--- DATA TO USE Enclosed Below ---

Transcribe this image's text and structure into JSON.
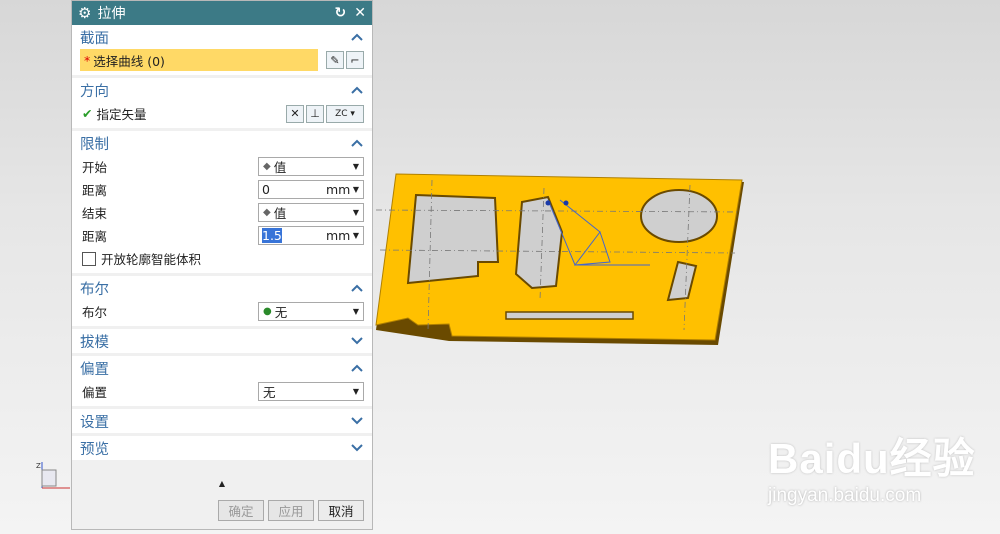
{
  "dialog": {
    "title": "拉伸",
    "sections": {
      "section": {
        "label": "截面",
        "select_label": "选择曲线 (0)",
        "required": "*"
      },
      "direction": {
        "label": "方向",
        "vector_label": "指定矢量",
        "vector_btn": "ZC"
      },
      "limits": {
        "label": "限制",
        "start_label": "开始",
        "start_value": "值",
        "start_dist_label": "距离",
        "start_dist_value": "0",
        "start_unit": "mm",
        "end_label": "结束",
        "end_value": "值",
        "end_dist_label": "距离",
        "end_dist_value": "1.5",
        "end_unit": "mm",
        "open_profile_label": "开放轮廓智能体积"
      },
      "boolean": {
        "label": "布尔",
        "field_label": "布尔",
        "value": "无"
      },
      "draft": {
        "label": "拔模"
      },
      "offset": {
        "label": "偏置",
        "field_label": "偏置",
        "value": "无"
      },
      "settings": {
        "label": "设置"
      },
      "preview": {
        "label": "预览"
      }
    },
    "buttons": {
      "ok": "确定",
      "apply": "应用",
      "cancel": "取消"
    }
  },
  "watermark": {
    "brand": "Baidu经验",
    "url": "jingyan.baidu.com"
  },
  "colors": {
    "title_bar": "#3c7a86",
    "section_header": "#3a6fa5",
    "selection_highlight": "#ffd966",
    "part_face": "#ffc000"
  }
}
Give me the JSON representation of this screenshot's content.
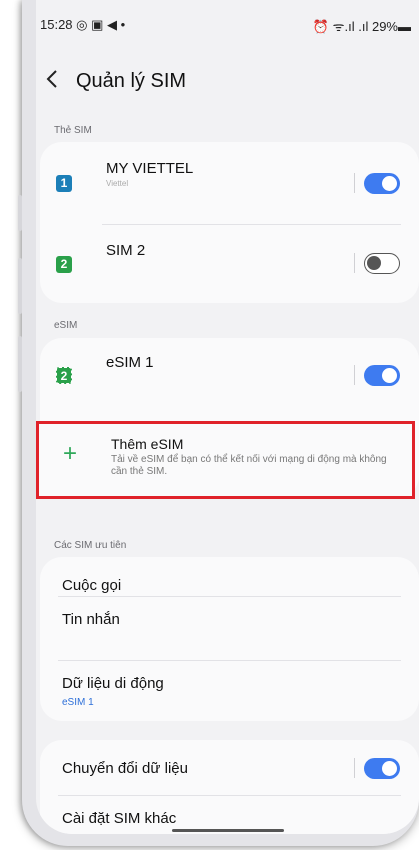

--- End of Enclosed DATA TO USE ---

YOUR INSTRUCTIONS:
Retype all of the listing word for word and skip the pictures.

RESPONSE TO THIS EXERCISE:
Transcribe this image's text and structure into JSON.
{
  "dialog": {
    "title": "拉伸",
    "sections": {
      "section": {
        "label": "截面",
        "select_label": "选择曲线 (0)",
        "required": "*"
      },
      "direction": {
        "label": "方向",
        "vector_label": "指定矢量",
        "vector_btn": "ZC"
      },
      "limits": {
        "label": "限制",
        "start_label": "开始",
        "start_value": "值",
        "start_dist_label": "距离",
        "start_dist_value": "0",
        "start_unit": "mm",
        "end_label": "结束",
        "end_value": "值",
        "end_dist_label": "距离",
        "end_dist_value": "1.5",
        "end_unit": "mm",
        "open_profile_label": "开放轮廓智能体积"
      },
      "boolean": {
        "label": "布尔",
        "field_label": "布尔",
        "value": "无"
      },
      "draft": {
        "label": "拔模"
      },
      "offset": {
        "label": "偏置",
        "field_label": "偏置",
        "value": "无"
      },
      "settings": {
        "label": "设置"
      },
      "preview": {
        "label": "预览"
      }
    },
    "buttons": {
      "ok": "确定",
      "apply": "应用",
      "cancel": "取消"
    }
  },
  "watermark": {
    "brand": "Baidu经验",
    "url": "jingyan.baidu.com"
  },
  "colors": {
    "title_bar": "#3c7a86",
    "section_header": "#3a6fa5",
    "selection_highlight": "#ffd966",
    "part_face": "#ffc000"
  }
}
Give me the JSON representation of this screenshot's content.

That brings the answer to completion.